The drumbeat for more nuclear power grows louder all the time.

As the demand for more electricity rises inexorably (now agreed at 2 percent a year nationally and more in specific areas), the case for a surge in nuclear power plant development becomes stronger. With their intermittency, solar and wind can’t accommodate the growth alone.

Polls show that public support for nuclear power in the United States is around 60 percent. Environmentalists who once opposed nuclear now endorse it.

Every day, in newspapers and places where opinions are heard, experts claim that the world can’t reach its climate goals without nuclear energy. For the United States, that seems clear. The prognosticators in and out of government say it is so.

There is political support in both parties, and nuclear has been on a technological march: better safety, better fuel, less steel and concrete. 

A platoon of small modular reactors (SMRs) — which generate 400 megawatts or less of electricity compared to the plants currently operating, which are primarily over 1,000 MW — is in the wings.

The argument for these SMRs has been that because they are smaller, they will be cheaper to build, with much of the fabrication done in a factory, and easier to site.

The first of the breed is from NuScale, which has been under development for more than a decade but recently lost its first U.S. customer, Utah Associated Municipal Power System, because of the rising projected cost of electricity from the plant.

A lot of interest is focused on the Natrium reactor, which is planned for a former coal-fired plant site in Wyoming and backed in part by Bill Gates and with participation from GE Hitachi.

Several utilities are looking at other designs. Of these, only NuScale uses a modified light water system, the technology on which the world’s 400-plus power-generating reactors have been based.

The case for new technologies is eloquently made in a new and extraordinarily complete but very accessible book, “New Nuclear Is Hot,” by longtime nuclear advocate Robert Hargraves, a physicist.

Hargraves’ argument is that the alternative technologies now under development are hotter: They operate at far higher temperatures than the old reactors and are better for industrial uses; more of the heat is converted to electricity, less is wasted on disposing of so-called low-grade heat, and the plants are smaller, easier to build and are inherently safer.

It is a convincing list of virtues.

Hargraves says, “New nuclear reactors exploit hotter heat in fluids such as molten salts, liquid sodium, or helium gas. The red-hot temperature heat puts 50 percent more of the reactor’s fission energy into electrical energy, not into the cooling water that condenses turbine-generator steam.
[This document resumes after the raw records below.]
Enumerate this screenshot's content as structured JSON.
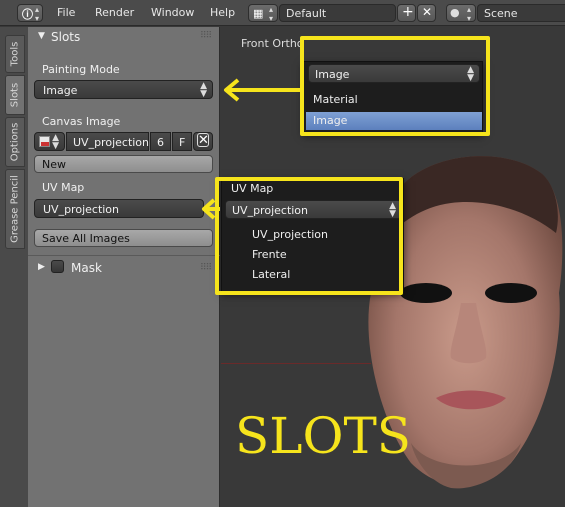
{
  "header": {
    "menus": [
      "File",
      "Render",
      "Window",
      "Help"
    ],
    "screen_name": "Default",
    "scene_name": "Scene"
  },
  "side_tabs": [
    "Tools",
    "Slots",
    "Options",
    "Grease Pencil"
  ],
  "panel": {
    "title": "Slots",
    "painting_mode_label": "Painting Mode",
    "painting_mode_value": "Image",
    "canvas_image_label": "Canvas Image",
    "canvas_image_name": "UV_projection",
    "canvas_image_users": "6",
    "canvas_image_fake": "F",
    "new_button": "New",
    "uv_map_label": "UV Map",
    "uv_map_value": "UV_projection",
    "save_all_button": "Save All Images",
    "mask_label": "Mask"
  },
  "viewport": {
    "view_label": "Front Ortho",
    "mode_popup": {
      "current": "Image",
      "options": [
        "Material",
        "Image"
      ],
      "selected": "Image"
    },
    "uv_popup": {
      "label": "UV Map",
      "current": "UV_projection",
      "options": [
        "UV_projection",
        "Frente",
        "Lateral"
      ]
    },
    "caption": "SLOTS"
  },
  "colors": {
    "highlight_box": "#f6e41c",
    "selected_item": "#5c80bd",
    "panel_bg": "#727272"
  }
}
Waterside new nuclear power plants use about half of the cooling water of current ones.”

Additionally, Hargraves says, “Hot heat also brings new uses. Hot heat can break hydrogen out of seawater cheaply, heat buildings, power electrochemical separators to capture (carbon dioxide), and energize new refineries to produce net zero fuels from the (carbon dioxide) and hydrogen.”

Hargraves is a promoter of thorium reactors and is one of the founders of ThorCon, a company that hopes to build a thorium reactor in Indonesia.

However, the underlying challenge to nuclear energy and providing the nation with enough electricity, as it converts to an electric economy, isn’t technology but money. First-of-its-kind reactors are expensive.

Even tried-and-true light water reactors are tricky to build. The two new units of the Vogtle plant in Georgia came in $17 billion over budget and seven years late. The story for the latest reactor built in Finland has been similar: cost overruns and delays.

New reactors are expensive, and that expense is hard to estimate. That means if the nation wants electricity, it needs to think up ways of financing the new future of nuclear power outside of the traditional avenues of finance. A nuclear plant can last for 100 years or more, but the big hurdle is the billions of dollars required upfront.

It becomes a national survival issue: Will the nation have enough electricity for the future, or will it accept electricity shortages as a limiting factor in the economy?

The nuclear establishment doesn’t need more endorsements. It needs to lay out a plan for not what should be built but how it will be paid for — and it requires that plan now.